*** Exercise material ***

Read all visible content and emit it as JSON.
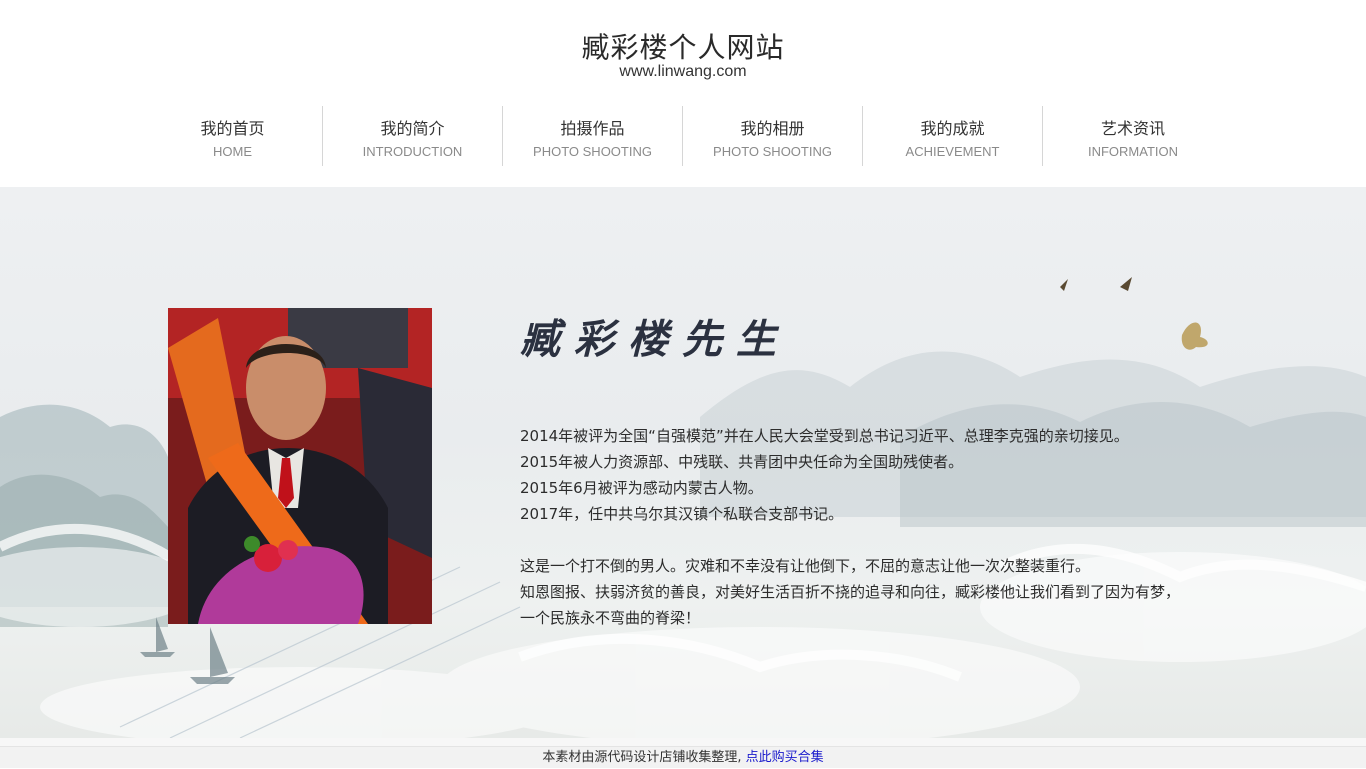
{
  "site": {
    "title": "臧彩楼个人网站",
    "url": "www.linwang.com"
  },
  "nav": [
    {
      "cn": "我的首页",
      "en": "HOME"
    },
    {
      "cn": "我的简介",
      "en": "INTRODUCTION"
    },
    {
      "cn": "拍摄作品",
      "en": "PHOTO SHOOTING"
    },
    {
      "cn": "我的相册",
      "en": "PHOTO SHOOTING"
    },
    {
      "cn": "我的成就",
      "en": "ACHIEVEMENT"
    },
    {
      "cn": "艺术资讯",
      "en": "INFORMATION"
    }
  ],
  "profile": {
    "name": "臧彩楼先生",
    "bio": [
      "2014年被评为全国“自强模范”并在人民大会堂受到总书记习近平、总理李克强的亲切接见。",
      "2015年被人力资源部、中残联、共青团中央任命为全国助残使者。",
      "2015年6月被评为感动内蒙古人物。",
      "2017年，任中共乌尔其汉镇个私联合支部书记。"
    ],
    "quote": [
      "这是一个打不倒的男人。灾难和不幸没有让他倒下，不屈的意志让他一次次整装重行。",
      "知恩图报、扶弱济贫的善良，对美好生活百折不挠的追寻和向往，臧彩楼他让我们看到了因为有梦，",
      "一个民族永不弯曲的脊梁！"
    ]
  },
  "footer": {
    "text": "本素材由源代码设计店铺收集整理,",
    "link": "点此购买合集"
  }
}
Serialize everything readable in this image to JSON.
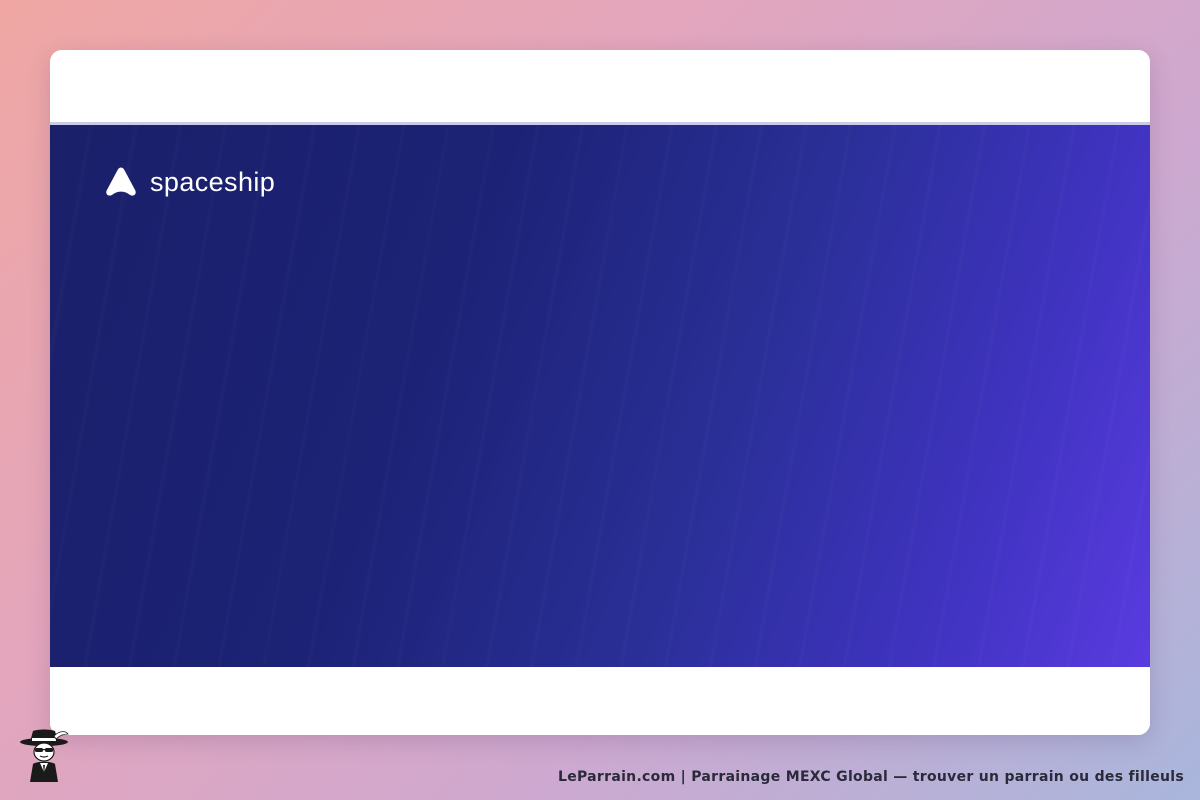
{
  "brand": {
    "name": "spaceship",
    "logo_icon": "spaceship-logo-icon"
  },
  "hero": {
    "gradient_start": "#1a2069",
    "gradient_end": "#5a3be0"
  },
  "footer": {
    "caption": "LeParrain.com | Parrainage MEXC Global — trouver un parrain ou des filleuls",
    "mascot_icon": "godfather-mascot-icon"
  },
  "colors": {
    "background_left": "#f0a7a3",
    "background_right": "#a9b6dc",
    "card": "#ffffff",
    "divider": "#c9cbe8"
  }
}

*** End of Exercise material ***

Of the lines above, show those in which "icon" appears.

The completed task:
    "logo_icon": "spaceship-logo-icon"
    "mascot_icon": "godfather-mascot-icon"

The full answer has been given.